This was the straightest patch of road in the canyon and I was wasting it. I leaned into the bike and pushed it hard. The bike was heavier than most in the race, but I wanted that extra large radiator and weight for stability on the hundred mile run. Others could beat me through the canyon, but the heat and wind would play hell with them on the open run through the desert. The scream from the motor was echoing off the canyon walls all around me, and suddenly it was gone as I cleared the canyon. I let go of the throttle to cool the motor and took a deep breath as I coasted in the cool desert air.

All was silent and I was floating, perhaps in a boat on a lake, not talking, not fishing, and not caring. Maybe it was a genetic curse or perhaps it was a test older people use to see if they can still remember the past. A test for dementia without asking embarrassing questions out loud. Some kid on a new factory supported bike would win this race. A kid too young to have a past and he wouldn’t know when to set the fishing rod down and spend time talking to his dad. Like my father, I thought of other things. I saw the canyon the way they would want me to see it. The painted desert was ahead and I was where I needed to be.
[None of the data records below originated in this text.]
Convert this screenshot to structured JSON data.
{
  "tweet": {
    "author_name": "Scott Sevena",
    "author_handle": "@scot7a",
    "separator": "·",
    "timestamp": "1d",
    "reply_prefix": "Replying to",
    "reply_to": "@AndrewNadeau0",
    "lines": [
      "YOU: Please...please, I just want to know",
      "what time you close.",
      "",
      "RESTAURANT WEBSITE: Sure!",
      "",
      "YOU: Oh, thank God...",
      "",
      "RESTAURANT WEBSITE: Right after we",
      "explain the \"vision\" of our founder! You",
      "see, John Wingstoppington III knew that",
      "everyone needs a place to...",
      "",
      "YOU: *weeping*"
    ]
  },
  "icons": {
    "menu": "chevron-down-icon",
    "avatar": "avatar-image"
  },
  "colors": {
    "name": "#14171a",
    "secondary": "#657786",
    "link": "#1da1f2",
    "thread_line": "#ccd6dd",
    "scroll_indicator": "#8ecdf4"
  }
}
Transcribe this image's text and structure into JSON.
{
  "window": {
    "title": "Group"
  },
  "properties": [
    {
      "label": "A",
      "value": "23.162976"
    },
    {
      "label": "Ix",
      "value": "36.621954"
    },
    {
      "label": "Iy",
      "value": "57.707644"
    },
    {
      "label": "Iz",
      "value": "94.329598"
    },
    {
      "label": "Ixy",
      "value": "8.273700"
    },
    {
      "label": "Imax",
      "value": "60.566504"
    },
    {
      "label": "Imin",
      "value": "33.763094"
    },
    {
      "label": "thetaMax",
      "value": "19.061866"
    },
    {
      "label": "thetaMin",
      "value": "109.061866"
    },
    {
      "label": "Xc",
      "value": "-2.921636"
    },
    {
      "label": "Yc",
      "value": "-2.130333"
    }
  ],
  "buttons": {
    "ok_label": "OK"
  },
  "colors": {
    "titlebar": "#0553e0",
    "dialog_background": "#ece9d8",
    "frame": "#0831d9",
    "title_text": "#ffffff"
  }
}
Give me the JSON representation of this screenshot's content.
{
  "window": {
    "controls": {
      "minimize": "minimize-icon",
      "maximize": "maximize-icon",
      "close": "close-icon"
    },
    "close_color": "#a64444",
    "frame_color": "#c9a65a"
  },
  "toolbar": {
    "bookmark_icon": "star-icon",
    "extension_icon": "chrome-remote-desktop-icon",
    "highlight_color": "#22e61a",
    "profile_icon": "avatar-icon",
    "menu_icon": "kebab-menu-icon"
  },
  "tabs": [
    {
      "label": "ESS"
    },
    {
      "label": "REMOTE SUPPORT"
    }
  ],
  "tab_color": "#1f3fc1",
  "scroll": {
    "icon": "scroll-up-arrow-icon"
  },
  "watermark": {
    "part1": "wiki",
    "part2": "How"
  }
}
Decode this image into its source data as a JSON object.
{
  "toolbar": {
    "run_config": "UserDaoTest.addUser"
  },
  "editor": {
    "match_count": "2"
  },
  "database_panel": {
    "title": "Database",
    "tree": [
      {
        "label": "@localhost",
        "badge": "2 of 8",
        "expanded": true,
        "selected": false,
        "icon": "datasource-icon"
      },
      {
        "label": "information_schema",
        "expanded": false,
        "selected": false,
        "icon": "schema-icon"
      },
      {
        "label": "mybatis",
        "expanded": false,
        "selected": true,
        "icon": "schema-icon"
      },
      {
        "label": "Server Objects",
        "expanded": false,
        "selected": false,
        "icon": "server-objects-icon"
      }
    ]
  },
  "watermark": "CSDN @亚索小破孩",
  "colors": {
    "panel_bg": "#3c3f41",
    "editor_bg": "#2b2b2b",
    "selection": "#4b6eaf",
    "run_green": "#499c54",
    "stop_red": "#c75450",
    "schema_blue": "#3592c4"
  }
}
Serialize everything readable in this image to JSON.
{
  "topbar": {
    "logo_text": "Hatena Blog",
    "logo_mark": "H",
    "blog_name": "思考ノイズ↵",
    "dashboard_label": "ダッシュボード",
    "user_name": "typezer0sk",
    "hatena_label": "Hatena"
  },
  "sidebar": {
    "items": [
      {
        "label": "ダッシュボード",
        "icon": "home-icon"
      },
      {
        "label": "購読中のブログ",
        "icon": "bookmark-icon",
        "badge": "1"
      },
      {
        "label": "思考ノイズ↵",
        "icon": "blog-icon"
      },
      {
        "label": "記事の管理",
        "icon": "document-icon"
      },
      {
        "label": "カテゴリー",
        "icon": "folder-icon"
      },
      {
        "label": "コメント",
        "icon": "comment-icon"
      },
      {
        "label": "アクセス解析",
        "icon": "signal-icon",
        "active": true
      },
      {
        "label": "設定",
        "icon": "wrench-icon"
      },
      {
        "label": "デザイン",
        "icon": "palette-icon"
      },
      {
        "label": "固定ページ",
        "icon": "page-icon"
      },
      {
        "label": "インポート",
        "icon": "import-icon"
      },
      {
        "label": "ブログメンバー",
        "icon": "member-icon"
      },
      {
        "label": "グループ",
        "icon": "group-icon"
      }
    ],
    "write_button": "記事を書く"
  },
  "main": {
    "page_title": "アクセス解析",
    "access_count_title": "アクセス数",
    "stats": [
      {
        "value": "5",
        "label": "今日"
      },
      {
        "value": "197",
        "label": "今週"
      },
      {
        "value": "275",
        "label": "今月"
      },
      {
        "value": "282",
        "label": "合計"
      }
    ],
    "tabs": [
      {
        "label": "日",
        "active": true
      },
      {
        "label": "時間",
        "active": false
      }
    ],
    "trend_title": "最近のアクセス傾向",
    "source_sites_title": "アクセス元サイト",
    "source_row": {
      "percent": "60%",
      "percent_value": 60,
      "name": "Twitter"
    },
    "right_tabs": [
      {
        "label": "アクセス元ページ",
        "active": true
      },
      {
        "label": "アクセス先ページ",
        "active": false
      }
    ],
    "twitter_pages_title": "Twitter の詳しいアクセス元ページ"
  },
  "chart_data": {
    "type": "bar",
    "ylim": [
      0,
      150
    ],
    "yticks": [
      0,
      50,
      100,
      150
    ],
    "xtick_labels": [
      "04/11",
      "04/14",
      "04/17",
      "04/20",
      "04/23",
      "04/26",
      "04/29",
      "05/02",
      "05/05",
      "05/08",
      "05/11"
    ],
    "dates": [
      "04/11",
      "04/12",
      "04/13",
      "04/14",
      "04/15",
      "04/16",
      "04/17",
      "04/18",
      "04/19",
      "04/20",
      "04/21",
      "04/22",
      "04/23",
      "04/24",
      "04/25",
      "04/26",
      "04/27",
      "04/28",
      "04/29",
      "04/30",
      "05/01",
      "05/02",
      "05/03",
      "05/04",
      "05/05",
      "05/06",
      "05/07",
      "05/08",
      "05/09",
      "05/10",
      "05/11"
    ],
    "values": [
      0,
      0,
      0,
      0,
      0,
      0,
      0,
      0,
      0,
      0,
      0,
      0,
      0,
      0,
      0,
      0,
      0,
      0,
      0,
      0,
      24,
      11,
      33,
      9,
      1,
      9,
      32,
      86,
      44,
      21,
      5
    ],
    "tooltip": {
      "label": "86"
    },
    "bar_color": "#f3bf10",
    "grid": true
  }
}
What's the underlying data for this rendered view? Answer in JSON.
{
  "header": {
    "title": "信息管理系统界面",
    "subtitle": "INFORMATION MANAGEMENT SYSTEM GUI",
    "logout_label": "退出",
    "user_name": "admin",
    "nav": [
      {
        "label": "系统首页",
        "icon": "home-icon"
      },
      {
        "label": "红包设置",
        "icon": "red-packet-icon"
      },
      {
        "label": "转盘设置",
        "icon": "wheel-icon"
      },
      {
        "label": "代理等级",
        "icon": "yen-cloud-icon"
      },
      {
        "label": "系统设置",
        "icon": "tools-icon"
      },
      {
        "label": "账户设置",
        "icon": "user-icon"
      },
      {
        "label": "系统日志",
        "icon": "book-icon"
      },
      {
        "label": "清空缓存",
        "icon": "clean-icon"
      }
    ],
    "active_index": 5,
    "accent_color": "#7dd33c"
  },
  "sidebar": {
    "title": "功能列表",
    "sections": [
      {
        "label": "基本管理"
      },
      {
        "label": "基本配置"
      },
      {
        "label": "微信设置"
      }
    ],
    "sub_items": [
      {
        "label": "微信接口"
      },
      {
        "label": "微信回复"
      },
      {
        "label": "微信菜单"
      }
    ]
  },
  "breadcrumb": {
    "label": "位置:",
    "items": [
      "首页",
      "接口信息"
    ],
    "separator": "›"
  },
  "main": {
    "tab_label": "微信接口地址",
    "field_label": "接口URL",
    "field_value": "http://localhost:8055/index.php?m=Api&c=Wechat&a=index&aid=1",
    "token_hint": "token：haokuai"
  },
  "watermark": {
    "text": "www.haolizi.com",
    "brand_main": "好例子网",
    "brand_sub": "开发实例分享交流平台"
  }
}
I smiled at the temperature gauge and ran the tack up for the long haul. The tires were expensive and the motor was balanced and blueprinted. I leaned forward on the bike and wound out fifth and pushed it into sixth gear to burn up the remaining miles to the finish line. A helicopter don’t catch me now. The desert was in full bloom and the cacti were old and huge. I saw a badger and several other animals up real close and a deer came so close I could touch it. There were no bikes behind me and I passed a couple of bikes that were smoking. Literally they couldn’t wait till the end and pulled over to share a funny cigarette. I suppose to some this was just a social event.

As I finally blew by the finish line, I ripped the number off my chest and threw it on the ground. There was no reason to stop. The race wasn’t why I was here. I leaned into the bike and listened to the motor roar like a wild animal. Something crazy happens to people when they get on a fast motorcycle. I was back in sixth gear and like I said a helicopter don’t catch me now. The road was down on the desert floor with the cacti, snakes, and whatever else there was to see. Not one of those dolled up interstates mind you, but more like the original Route 66 from the old days. I make Jackson Hole by night fall and tomorrow, I see Yellowstone.